(Stored items from a collection)
+++

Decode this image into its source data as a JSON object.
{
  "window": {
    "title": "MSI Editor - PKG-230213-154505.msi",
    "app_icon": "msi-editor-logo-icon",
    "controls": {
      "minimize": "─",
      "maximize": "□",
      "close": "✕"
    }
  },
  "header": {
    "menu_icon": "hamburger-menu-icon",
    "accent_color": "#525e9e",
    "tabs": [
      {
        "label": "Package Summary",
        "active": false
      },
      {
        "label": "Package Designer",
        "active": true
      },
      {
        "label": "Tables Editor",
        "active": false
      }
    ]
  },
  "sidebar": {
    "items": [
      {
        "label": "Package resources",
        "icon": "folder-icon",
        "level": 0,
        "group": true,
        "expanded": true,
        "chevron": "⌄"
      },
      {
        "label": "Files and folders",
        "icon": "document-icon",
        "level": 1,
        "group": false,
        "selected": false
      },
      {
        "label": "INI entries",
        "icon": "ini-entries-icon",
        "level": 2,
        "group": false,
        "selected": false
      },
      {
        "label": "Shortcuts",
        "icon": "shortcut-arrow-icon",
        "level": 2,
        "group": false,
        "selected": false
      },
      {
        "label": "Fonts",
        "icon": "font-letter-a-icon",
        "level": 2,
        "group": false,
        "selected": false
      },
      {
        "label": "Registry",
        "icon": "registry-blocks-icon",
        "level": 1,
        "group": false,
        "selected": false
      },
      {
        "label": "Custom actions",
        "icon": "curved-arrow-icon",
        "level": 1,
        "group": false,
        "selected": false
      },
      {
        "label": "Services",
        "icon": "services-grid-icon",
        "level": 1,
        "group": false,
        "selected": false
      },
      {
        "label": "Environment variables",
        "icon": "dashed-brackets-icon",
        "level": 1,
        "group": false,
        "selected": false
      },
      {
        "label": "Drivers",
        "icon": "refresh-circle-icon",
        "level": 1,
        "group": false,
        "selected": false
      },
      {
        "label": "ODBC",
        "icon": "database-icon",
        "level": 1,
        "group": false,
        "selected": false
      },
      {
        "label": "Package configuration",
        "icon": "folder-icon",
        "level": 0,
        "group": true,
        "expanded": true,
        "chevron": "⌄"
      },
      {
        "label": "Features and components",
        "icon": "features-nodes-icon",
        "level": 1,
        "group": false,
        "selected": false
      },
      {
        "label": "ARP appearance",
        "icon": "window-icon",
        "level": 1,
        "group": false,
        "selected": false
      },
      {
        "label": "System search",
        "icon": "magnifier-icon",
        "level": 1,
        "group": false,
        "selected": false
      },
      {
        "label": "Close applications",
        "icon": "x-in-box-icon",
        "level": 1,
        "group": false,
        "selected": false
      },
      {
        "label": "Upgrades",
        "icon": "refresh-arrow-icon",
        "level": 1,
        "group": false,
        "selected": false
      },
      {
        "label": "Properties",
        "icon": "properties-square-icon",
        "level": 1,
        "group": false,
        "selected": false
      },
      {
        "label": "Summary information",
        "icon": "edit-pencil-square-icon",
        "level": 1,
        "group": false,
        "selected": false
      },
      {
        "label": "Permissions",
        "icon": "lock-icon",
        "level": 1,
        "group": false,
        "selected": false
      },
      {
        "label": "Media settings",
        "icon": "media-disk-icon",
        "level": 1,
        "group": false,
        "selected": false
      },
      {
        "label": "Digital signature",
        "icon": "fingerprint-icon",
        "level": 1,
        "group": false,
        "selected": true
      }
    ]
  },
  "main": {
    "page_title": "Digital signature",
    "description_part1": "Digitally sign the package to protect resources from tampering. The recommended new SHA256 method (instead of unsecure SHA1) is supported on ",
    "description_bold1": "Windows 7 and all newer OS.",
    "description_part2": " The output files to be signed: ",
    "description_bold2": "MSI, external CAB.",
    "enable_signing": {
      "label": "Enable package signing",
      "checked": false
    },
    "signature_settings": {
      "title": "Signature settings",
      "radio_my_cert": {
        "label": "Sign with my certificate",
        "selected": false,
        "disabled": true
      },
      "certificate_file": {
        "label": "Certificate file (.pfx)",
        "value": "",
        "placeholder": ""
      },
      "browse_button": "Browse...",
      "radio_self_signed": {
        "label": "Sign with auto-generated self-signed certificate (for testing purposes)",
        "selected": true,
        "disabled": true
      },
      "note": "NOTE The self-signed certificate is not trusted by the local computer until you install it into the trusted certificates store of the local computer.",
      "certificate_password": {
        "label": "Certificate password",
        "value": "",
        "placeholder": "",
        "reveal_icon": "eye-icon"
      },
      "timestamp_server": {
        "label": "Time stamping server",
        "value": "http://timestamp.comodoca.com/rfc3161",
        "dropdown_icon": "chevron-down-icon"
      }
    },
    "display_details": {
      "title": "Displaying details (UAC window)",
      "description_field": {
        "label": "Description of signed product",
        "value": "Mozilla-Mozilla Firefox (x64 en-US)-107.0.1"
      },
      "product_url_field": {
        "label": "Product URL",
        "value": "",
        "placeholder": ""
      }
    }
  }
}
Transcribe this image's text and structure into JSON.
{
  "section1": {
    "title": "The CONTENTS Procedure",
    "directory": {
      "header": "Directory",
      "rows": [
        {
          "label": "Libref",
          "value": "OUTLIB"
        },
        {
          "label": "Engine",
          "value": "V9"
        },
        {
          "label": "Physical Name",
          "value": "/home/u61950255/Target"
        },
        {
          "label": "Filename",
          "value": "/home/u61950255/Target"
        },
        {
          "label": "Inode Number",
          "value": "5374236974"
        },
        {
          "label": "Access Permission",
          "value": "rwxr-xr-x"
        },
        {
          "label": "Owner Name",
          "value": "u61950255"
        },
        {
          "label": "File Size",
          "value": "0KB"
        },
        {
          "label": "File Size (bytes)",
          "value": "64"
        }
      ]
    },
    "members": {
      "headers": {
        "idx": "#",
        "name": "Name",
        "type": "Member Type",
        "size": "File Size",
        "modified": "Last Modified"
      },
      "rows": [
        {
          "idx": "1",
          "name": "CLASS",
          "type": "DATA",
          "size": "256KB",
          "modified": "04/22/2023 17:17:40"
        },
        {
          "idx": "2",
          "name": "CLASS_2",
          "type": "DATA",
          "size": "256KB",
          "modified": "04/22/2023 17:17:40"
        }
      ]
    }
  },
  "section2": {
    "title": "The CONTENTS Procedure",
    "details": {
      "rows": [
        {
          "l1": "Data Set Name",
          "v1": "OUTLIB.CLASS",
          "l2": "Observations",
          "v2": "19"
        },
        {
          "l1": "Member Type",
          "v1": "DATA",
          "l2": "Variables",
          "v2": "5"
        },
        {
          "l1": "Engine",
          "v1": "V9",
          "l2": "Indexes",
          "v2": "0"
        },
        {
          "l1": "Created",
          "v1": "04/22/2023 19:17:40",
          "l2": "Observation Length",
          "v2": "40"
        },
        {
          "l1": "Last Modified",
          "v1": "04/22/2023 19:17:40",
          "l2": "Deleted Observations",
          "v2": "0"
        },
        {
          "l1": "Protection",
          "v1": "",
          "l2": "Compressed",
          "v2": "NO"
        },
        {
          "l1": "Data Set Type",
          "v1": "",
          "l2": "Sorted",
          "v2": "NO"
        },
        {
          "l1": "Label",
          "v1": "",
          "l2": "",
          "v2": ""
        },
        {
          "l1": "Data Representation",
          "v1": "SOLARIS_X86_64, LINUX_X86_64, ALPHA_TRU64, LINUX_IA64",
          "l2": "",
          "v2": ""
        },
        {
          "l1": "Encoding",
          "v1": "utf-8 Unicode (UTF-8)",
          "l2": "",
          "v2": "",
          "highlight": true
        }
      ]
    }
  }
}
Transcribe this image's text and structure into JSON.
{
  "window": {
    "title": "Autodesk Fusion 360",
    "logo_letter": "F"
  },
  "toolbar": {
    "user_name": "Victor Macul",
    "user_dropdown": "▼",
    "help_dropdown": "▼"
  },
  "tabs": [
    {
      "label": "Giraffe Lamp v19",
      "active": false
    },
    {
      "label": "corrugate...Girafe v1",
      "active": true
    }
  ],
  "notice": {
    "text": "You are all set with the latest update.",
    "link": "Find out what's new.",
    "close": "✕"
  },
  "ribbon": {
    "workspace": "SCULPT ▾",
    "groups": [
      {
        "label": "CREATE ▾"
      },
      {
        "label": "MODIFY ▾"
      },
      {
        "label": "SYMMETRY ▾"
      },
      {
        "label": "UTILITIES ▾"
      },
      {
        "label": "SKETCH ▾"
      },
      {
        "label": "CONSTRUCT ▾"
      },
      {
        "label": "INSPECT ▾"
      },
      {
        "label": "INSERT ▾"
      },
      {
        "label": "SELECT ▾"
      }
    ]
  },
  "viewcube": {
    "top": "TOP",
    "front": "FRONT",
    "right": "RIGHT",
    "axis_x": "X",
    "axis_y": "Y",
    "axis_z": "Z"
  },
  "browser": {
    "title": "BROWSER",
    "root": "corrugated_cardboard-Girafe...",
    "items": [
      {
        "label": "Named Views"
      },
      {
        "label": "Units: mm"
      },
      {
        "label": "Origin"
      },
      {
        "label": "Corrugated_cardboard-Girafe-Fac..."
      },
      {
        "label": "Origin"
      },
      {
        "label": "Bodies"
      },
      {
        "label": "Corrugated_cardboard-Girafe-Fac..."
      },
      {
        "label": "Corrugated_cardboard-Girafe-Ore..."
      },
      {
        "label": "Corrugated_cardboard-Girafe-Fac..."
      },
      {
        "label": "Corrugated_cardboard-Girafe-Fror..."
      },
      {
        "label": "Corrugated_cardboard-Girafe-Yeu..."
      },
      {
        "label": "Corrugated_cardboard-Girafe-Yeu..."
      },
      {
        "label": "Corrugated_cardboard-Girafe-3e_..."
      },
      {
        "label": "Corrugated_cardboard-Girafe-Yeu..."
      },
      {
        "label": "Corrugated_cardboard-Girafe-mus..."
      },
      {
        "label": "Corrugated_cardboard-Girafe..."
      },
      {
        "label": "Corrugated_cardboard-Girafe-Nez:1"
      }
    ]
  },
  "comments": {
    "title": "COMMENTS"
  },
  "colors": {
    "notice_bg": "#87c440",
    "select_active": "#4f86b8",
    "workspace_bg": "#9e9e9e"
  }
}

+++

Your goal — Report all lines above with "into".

Exercise output —
Decode this image into its source data as a JSON object.
      "note": "NOTE The self-signed certificate is not trusted by the local computer until you install it into the trusted certificates store of the local computer.",
Transcribe this image's text and structure into JSON.
Transcribe this image's text and structure into JSON.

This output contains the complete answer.